- WORK TASK: Across all the entries below, how many lines mention the string "screenshot"? Respond with a single number.

- DATASET CONTENT:
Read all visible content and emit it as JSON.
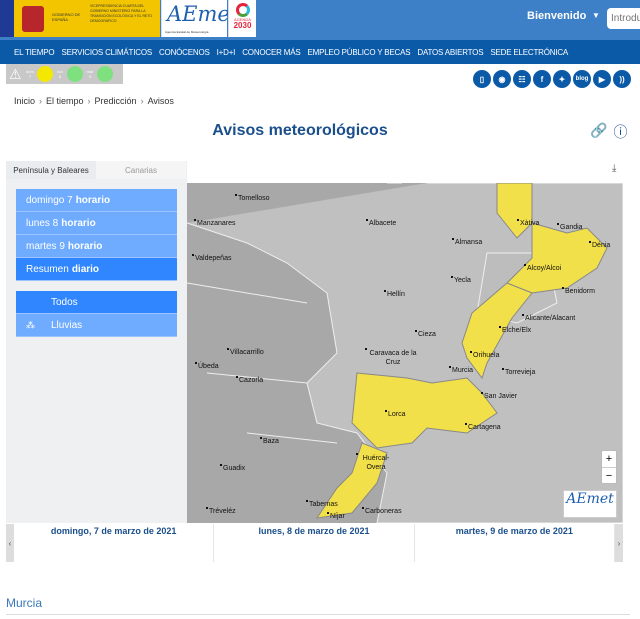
{
  "header": {
    "gov_label": "GOBIERNO DE ESPAÑA",
    "ministry": "VICEPRESIDENCIA CUARTA DEL GOBIERNO MINISTERIO PARA LA TRANSICIÓN ECOLÓGICA Y EL RETO DEMOGRÁFICO",
    "logo": "AEmet",
    "logo_sub": "Agencia Estatal de Meteorología",
    "agenda": "AGENDA",
    "agenda_year": "2030",
    "welcome": "Bienvenido",
    "search_placeholder": "Introdu"
  },
  "nav": [
    "EL TIEMPO",
    "SERVICIOS CLIMÁTICOS",
    "CONÓCENOS",
    "I+D+I",
    "CONOCER MÁS",
    "EMPLEO PÚBLICO Y BECAS",
    "DATOS ABIERTOS",
    "SEDE ELECTRÓNICA"
  ],
  "warnings": [
    {
      "day": "dom",
      "num": "7",
      "color": "#f5e800"
    },
    {
      "day": "lun",
      "num": "8",
      "color": "#7fe07f"
    },
    {
      "day": "mar",
      "num": "9",
      "color": "#7fe07f"
    }
  ],
  "social": [
    "mobile",
    "android",
    "sitemap",
    "facebook",
    "twitter",
    "blog",
    "youtube",
    "rss"
  ],
  "social_blog": "blog",
  "breadcrumb": [
    "Inicio",
    "El tiempo",
    "Predicción",
    "Avisos"
  ],
  "title": "Avisos meteorológicos",
  "tabs": [
    "Península y Baleares",
    "Canarias"
  ],
  "options": [
    {
      "a": "domingo 7",
      "b": "horario"
    },
    {
      "a": "lunes 8",
      "b": "horario"
    },
    {
      "a": "martes 9",
      "b": "horario"
    },
    {
      "a": "Resumen",
      "b": "diario"
    }
  ],
  "filters": [
    "Todos",
    "Lluvias"
  ],
  "map": {
    "warning_color": "#f2e04a",
    "cities": [
      "Tomelloso",
      "Manzanares",
      "Albacete",
      "Xàtiva",
      "Gandia",
      "Almansa",
      "Dénia",
      "Valdepeñas",
      "Alcoy/Alcoi",
      "Yecla",
      "Benidorm",
      "Hellín",
      "Alicante/Alacant",
      "Elche/Elx",
      "Cieza",
      "Villacarrillo",
      "Caravaca de la Cruz",
      "Orihuela",
      "Úbeda",
      "Torrevieja",
      "Murcia",
      "Cazorla",
      "San Javier",
      "Lorca",
      "Cartagena",
      "Baza",
      "Huércal-Overa",
      "Guadix",
      "Tabernas",
      "Carboneras",
      "Tréveléz",
      "Níjar"
    ],
    "logo": "AEmet"
  },
  "days": [
    "domingo, 7 de marzo de 2021",
    "lunes, 8 de marzo de 2021",
    "martes, 9 de marzo de 2021"
  ],
  "region": "Murcia"
}
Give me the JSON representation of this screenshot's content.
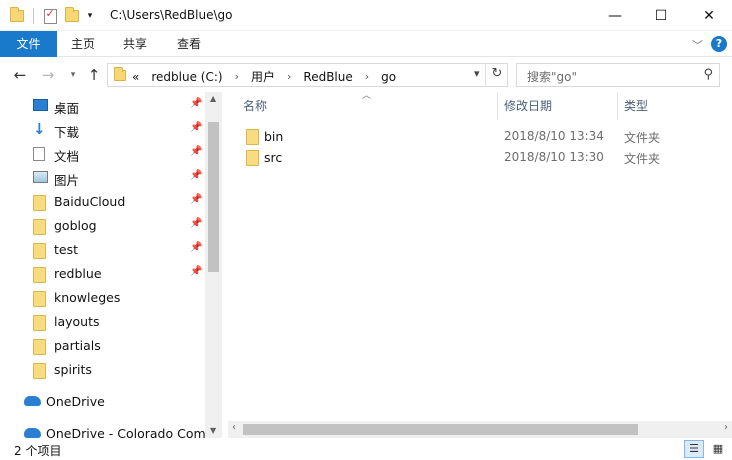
{
  "window": {
    "path_title": "C:\\Users\\RedBlue\\go",
    "minimize_glyph": "—",
    "maximize_glyph": "☐",
    "close_glyph": "✕"
  },
  "ribbon": {
    "tabs": [
      {
        "label": "文件"
      },
      {
        "label": "主页"
      },
      {
        "label": "共享"
      },
      {
        "label": "查看"
      }
    ],
    "help_glyph": "?"
  },
  "address": {
    "prefix": "«",
    "crumbs": [
      "redblue (C:)",
      "用户",
      "RedBlue",
      "go"
    ],
    "separator": "›"
  },
  "search": {
    "placeholder": "搜索\"go\""
  },
  "nav_pane": {
    "items": [
      {
        "label": "桌面",
        "icon": "desktop-icon",
        "pinned": true
      },
      {
        "label": "下载",
        "icon": "download-icon",
        "pinned": true
      },
      {
        "label": "文档",
        "icon": "document-icon",
        "pinned": true
      },
      {
        "label": "图片",
        "icon": "pictures-icon",
        "pinned": true
      },
      {
        "label": "BaiduCloud",
        "icon": "folder-icon",
        "pinned": true
      },
      {
        "label": "goblog",
        "icon": "folder-icon",
        "pinned": true
      },
      {
        "label": "test",
        "icon": "folder-icon",
        "pinned": true
      },
      {
        "label": "redblue",
        "icon": "folder-icon",
        "pinned": true
      },
      {
        "label": "knowleges",
        "icon": "folder-icon",
        "pinned": false
      },
      {
        "label": "layouts",
        "icon": "folder-icon",
        "pinned": false
      },
      {
        "label": "partials",
        "icon": "folder-icon",
        "pinned": false
      },
      {
        "label": "spirits",
        "icon": "folder-icon",
        "pinned": false
      }
    ],
    "cloud_items": [
      {
        "label": "OneDrive",
        "icon": "onedrive-icon"
      },
      {
        "label": "OneDrive - Colorado Comn",
        "icon": "onedrive-icon"
      }
    ]
  },
  "file_list": {
    "columns": {
      "name": "名称",
      "date": "修改日期",
      "type": "类型"
    },
    "rows": [
      {
        "name": "bin",
        "date": "2018/8/10 13:34",
        "type": "文件夹"
      },
      {
        "name": "src",
        "date": "2018/8/10 13:30",
        "type": "文件夹"
      }
    ]
  },
  "status": {
    "item_count": "2 个项目"
  }
}
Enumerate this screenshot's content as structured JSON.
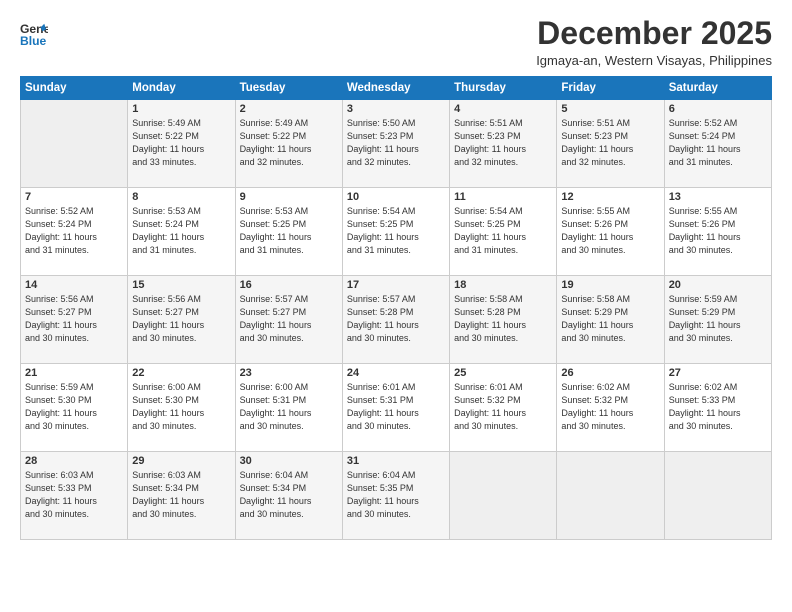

- SOLUTION TO THIS TASK: 2